#### To do
Down to the last line, write out the entries below exactly and omit all pictures.

START Information

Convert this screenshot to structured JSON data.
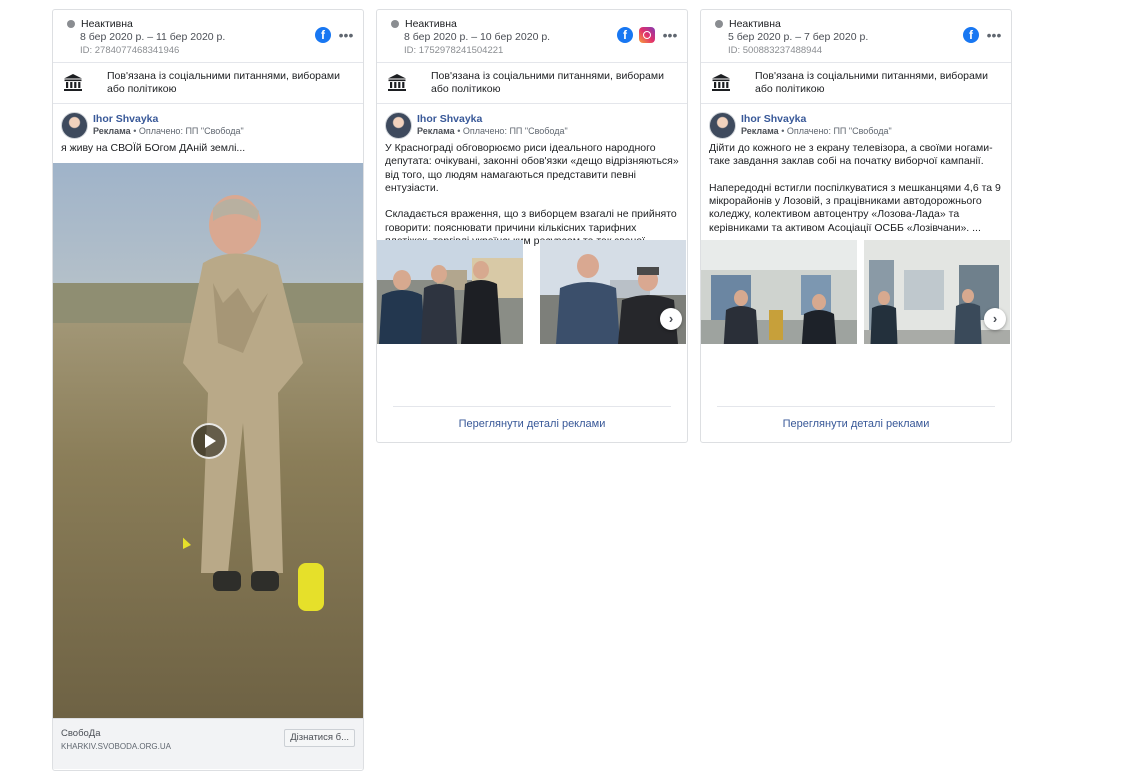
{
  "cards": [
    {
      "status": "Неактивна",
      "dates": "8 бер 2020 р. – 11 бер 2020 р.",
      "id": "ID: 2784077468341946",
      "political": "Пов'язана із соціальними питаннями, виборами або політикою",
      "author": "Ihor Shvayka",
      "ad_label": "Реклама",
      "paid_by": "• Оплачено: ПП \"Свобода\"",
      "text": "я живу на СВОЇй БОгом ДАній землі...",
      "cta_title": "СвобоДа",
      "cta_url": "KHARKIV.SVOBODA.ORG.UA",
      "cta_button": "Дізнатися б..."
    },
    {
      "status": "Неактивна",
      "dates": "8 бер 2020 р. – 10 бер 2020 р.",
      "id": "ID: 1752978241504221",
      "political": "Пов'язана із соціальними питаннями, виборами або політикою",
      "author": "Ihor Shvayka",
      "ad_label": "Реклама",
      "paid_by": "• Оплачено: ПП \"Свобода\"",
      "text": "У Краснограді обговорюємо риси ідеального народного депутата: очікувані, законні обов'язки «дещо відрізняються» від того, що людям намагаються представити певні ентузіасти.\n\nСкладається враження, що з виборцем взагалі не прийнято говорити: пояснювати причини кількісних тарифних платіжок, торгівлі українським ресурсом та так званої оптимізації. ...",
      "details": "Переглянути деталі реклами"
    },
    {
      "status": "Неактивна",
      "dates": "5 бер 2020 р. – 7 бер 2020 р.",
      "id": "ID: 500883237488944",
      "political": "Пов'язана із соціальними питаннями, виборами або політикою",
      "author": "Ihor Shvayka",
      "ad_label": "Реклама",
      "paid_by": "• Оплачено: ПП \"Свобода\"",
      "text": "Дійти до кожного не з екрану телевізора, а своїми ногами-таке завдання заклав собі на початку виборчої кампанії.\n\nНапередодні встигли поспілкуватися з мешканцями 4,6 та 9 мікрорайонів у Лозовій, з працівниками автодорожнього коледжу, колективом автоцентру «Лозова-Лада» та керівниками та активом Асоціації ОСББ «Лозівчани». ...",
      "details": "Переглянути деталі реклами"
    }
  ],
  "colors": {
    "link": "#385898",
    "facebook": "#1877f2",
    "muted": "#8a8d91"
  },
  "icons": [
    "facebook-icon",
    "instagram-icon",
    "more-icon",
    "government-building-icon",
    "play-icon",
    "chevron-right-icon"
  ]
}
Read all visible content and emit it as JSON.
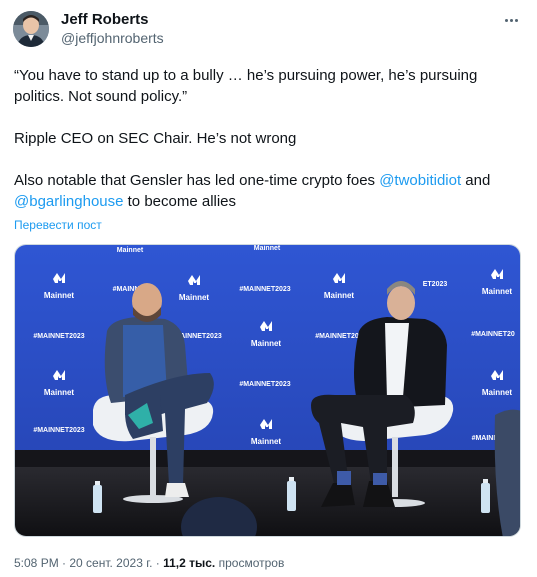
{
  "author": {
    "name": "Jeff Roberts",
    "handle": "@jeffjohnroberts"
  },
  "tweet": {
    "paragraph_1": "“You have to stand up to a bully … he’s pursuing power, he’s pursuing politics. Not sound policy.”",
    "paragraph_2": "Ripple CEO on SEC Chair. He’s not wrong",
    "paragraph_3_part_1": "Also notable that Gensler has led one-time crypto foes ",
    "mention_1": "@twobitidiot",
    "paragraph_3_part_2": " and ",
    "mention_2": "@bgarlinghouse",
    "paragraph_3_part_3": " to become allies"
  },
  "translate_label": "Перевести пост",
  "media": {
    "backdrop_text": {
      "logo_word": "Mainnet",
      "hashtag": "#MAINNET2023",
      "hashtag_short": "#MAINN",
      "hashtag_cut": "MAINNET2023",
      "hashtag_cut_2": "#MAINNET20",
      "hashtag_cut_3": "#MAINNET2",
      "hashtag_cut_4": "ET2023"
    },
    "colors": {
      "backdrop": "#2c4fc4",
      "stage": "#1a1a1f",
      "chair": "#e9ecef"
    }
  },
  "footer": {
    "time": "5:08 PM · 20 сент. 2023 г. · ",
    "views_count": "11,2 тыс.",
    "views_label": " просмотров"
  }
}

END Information

#### Answer to this task
Convert this screenshot to structured JSON data.
{
  "cards": [
    {
      "status": "Неактивна",
      "dates": "8 бер 2020 р. – 11 бер 2020 р.",
      "id": "ID: 2784077468341946",
      "political": "Пов'язана із соціальними питаннями, виборами або політикою",
      "author": "Ihor Shvayka",
      "ad_label": "Реклама",
      "paid_by": "• Оплачено: ПП \"Свобода\"",
      "text": "я живу на СВОЇй БОгом ДАній землі...",
      "cta_title": "СвобоДа",
      "cta_url": "KHARKIV.SVOBODA.ORG.UA",
      "cta_button": "Дізнатися б..."
    },
    {
      "status": "Неактивна",
      "dates": "8 бер 2020 р. – 10 бер 2020 р.",
      "id": "ID: 1752978241504221",
      "political": "Пов'язана із соціальними питаннями, виборами або політикою",
      "author": "Ihor Shvayka",
      "ad_label": "Реклама",
      "paid_by": "• Оплачено: ПП \"Свобода\"",
      "text": "У Краснограді обговорюємо риси ідеального народного депутата: очікувані, законні обов'язки «дещо відрізняються» від того, що людям намагаються представити певні ентузіасти.\n\nСкладається враження, що з виборцем взагалі не прийнято говорити: пояснювати причини кількісних тарифних платіжок, торгівлі українським ресурсом та так званої оптимізації. ...",
      "details": "Переглянути деталі реклами"
    },
    {
      "status": "Неактивна",
      "dates": "5 бер 2020 р. – 7 бер 2020 р.",
      "id": "ID: 500883237488944",
      "political": "Пов'язана із соціальними питаннями, виборами або політикою",
      "author": "Ihor Shvayka",
      "ad_label": "Реклама",
      "paid_by": "• Оплачено: ПП \"Свобода\"",
      "text": "Дійти до кожного не з екрану телевізора, а своїми ногами-таке завдання заклав собі на початку виборчої кампанії.\n\nНапередодні встигли поспілкуватися з мешканцями 4,6 та 9 мікрорайонів у Лозовій, з працівниками автодорожнього коледжу, колективом автоцентру «Лозова-Лада» та керівниками та активом Асоціації ОСББ «Лозівчани». ...",
      "details": "Переглянути деталі реклами"
    }
  ],
  "colors": {
    "link": "#385898",
    "facebook": "#1877f2",
    "muted": "#8a8d91"
  },
  "icons": [
    "facebook-icon",
    "instagram-icon",
    "more-icon",
    "government-building-icon",
    "play-icon",
    "chevron-right-icon"
  ]
}
Read all visible content and emit it as JSON.
{
  "author": {
    "name": "Jeff Roberts",
    "handle": "@jeffjohnroberts"
  },
  "tweet": {
    "paragraph_1": "“You have to stand up to a bully … he’s pursuing power, he’s pursuing politics. Not sound policy.”",
    "paragraph_2": "Ripple CEO on SEC Chair. He’s not wrong",
    "paragraph_3_part_1": "Also notable that Gensler has led one-time crypto foes ",
    "mention_1": "@twobitidiot",
    "paragraph_3_part_2": " and ",
    "mention_2": "@bgarlinghouse",
    "paragraph_3_part_3": " to become allies"
  },
  "translate_label": "Перевести пост",
  "media": {
    "backdrop_text": {
      "logo_word": "Mainnet",
      "hashtag": "#MAINNET2023",
      "hashtag_short": "#MAINN",
      "hashtag_cut": "MAINNET2023",
      "hashtag_cut_2": "#MAINNET20",
      "hashtag_cut_3": "#MAINNET2",
      "hashtag_cut_4": "ET2023"
    },
    "colors": {
      "backdrop": "#2c4fc4",
      "stage": "#1a1a1f",
      "chair": "#e9ecef"
    }
  },
  "footer": {
    "time": "5:08 PM · 20 сент. 2023 г. · ",
    "views_count": "11,2 тыс.",
    "views_label": " просмотров"
  }
}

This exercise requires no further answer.